construction of the office building has since been completed.
Under the Philadelphia Home Rule Charter*fn2 and the Zoning Enabling Act,*fn3 all zoning legislation must be enacted in accordance with a comprehensive plan and only upon the recommendation of the City Planning Commission. "Generally speaking, spot zoning is the arbitrary and unreasonable classification and zoning of a small parcel of land. This small parcel of land is usually set apart or carved out of a surrounding or a large neighboring tract, with no reasonable justification for the differential zoning." Cleaver v. Board of Adjustment, 414 Pa. 367, 379, 200 A.2d 408, 415 (1964). A municipality, however, may rezone a small piece of property for a use different from that of surrounding uses if such use in is accord with the comprehensive plan and reasonable use in the area. Trinity Evangelical Lutheran Church v. City Council of Harrisburg, 2 Pa. Commonwealth Ct. 222, 278 A.2d 372 (1971). It must first be determined, therefore, whether or not the rezoned tract is being treated differently from similar surrounding land then whether or not such differential treatment, if found, is justifiable. Schubach v. Silver, Pa. , 336 A.2d 328 (1975).
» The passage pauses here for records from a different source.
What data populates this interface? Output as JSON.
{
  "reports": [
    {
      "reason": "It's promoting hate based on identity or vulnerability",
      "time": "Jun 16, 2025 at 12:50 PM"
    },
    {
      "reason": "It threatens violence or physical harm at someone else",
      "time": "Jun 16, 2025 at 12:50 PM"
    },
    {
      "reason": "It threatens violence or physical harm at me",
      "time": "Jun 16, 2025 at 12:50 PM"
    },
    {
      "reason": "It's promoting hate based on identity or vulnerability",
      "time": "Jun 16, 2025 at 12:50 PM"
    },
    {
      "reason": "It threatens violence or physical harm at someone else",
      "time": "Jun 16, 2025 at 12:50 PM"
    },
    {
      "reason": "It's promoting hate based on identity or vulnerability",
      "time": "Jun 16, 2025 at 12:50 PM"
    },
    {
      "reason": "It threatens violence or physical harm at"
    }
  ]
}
The court below affirmed the Board without taking additional evidence. We must, therefore, review the findings of fact and ...